However, the OpenForum also seeks to bring to the fore new voices in African conversations. This diversity of voices and perspectives will be carefully selected both in terms of speakers, and in terms of participants, to ensure lively, dynamic and interesting conversations.

The discussions around Sex will focus on gender inequality and homophobia and the extent to which both continue to define virtually every society on the continent - and on the extent to which (a) the LGBTI movement (and other social movements) can learn and benefit from the gains of the women’s movement; and (b) new economic challenges intersect with the civil and political rights agendas that have traditionally been the domain of women’s groups and the LGBTI movement. Participants will also debate how to support social movements in a context of growing inequalities, where activists have fewer financial resources and are simultaneously required to address growing social discrimination.

Discussions on Power will focus on (a) what the Arab Uprisings can teach sub-Saharan Africa about political transitions, as well as what limitations these uprisings have faced; (b) what the rise of the BRICS countries mean for African politics and African politicians; (c) whether human rights and good governance – increasingly held up as pre-conditions for aid from Western countries in the last two decades – are likely to suffer as a result of increased economic and development assistance from the emerging powers; and lastly (d) where the new thought leadership and activism will come from to address the political and economic inequalities that continue to plague the continent.

Discussions on Money will focus on the fact that across the continent, current models of economic development are heavily reliant on (a) the extraction and/or unsustainable exploitation of natural resources; (b) the introduction of commercial models of agriculture that either impoverish or exclude rural poor people; (c) the concession of large tracts of land; and, (d) the negotiation of ports, power supplies, railways, and other important infrastructure, in ways that undermine the capacity of African states to manage their own affairs.  

The participants at the gathering will be a mix of leading African actors and thinkers, who are on the cutting edge of forcing change, as well as global policy actors with extensive experience. 

However, the OpenForum also seeks to bring to the fore new voices in African conversations. This diversity of voices and perspectives will be carefully selected both in terms of speakers, and in terms of participants, to ensure lively, dynamic and interesting conversations.

Areyeh Neier (pictured above), the President of the Open Society Foundations, will be giving the keynote address.


Binyavanga Wainaina, Kenyan author and a past winner of the Caine Prize for African Writing, argues that the world has got its image of Africa very badly wrong.

Let us imagine that Africa was really like it is shown in the international media.

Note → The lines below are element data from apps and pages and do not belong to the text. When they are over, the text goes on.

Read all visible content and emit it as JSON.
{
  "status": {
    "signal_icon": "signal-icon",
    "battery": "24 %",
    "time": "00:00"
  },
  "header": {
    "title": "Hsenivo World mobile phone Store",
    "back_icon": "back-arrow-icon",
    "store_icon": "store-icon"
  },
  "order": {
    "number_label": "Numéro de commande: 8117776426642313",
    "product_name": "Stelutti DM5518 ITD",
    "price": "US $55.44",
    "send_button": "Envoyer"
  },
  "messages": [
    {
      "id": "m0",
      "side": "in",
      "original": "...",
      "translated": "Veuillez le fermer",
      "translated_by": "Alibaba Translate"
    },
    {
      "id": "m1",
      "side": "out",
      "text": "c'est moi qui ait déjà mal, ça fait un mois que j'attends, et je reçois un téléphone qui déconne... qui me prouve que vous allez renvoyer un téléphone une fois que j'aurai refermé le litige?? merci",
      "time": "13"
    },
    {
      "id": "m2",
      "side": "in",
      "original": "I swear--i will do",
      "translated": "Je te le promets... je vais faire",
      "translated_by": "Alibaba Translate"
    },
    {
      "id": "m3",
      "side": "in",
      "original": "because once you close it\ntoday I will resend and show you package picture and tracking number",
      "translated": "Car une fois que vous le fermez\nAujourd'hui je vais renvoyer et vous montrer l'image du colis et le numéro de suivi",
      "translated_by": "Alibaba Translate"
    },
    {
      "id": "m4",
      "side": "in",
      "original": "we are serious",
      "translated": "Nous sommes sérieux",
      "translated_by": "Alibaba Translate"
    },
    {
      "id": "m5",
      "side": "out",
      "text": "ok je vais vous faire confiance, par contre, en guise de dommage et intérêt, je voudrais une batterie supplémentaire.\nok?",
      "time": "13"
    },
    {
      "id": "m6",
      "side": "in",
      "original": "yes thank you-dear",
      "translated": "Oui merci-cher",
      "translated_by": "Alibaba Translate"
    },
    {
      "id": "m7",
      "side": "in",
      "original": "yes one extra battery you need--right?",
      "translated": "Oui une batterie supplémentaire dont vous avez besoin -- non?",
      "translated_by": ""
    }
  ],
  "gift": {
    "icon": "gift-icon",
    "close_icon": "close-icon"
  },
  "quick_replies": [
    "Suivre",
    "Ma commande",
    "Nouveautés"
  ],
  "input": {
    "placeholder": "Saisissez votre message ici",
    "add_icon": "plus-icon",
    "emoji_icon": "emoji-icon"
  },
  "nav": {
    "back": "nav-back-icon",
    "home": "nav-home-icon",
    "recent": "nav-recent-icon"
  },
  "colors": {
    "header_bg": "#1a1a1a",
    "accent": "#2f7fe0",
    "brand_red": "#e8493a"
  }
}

Africa would be a country. Its largest province would be Somalia.

Bono, Angelina Jolie and Madonna would be joint presidents, appointed by the United Nations.

European aid workers would run the Foreign Affairs Office, gap year students from the UK the Ministry of Health and the Ministry of Culture would be run by the makers of the Kony2012 videos.

'Wholesome and ethnic'

Start Quote

Africa’s image in the west, and Africa’s image to itself, are often crude, childish drawings of reality”

Actual Africans would live inside villages designed by economist Jeffrey Sachs.

Those villagers would wear wholesome hand-made ethnic clothing, dance to wholesome ethnic music and during the day they would grow food communally and engage in things called income-generating activities.

For our own protection, American peacekeepers and Nato planes would surround the villages - making hearts and minds happy and safe.

We would give birth to only one baby per couple - this way we would not overwhelm poor, suffering Europeans with our desire to travel outside our villages and participate fully in a dynamic world.

We would not be allowed to do business with the Chinese and we would not be allowed to do business with the country formerly known as Gaddafi’s Libya.

Africa would discover the child in itself, and stop trying to mess around and be a part of the rest of the world.

Read more, here.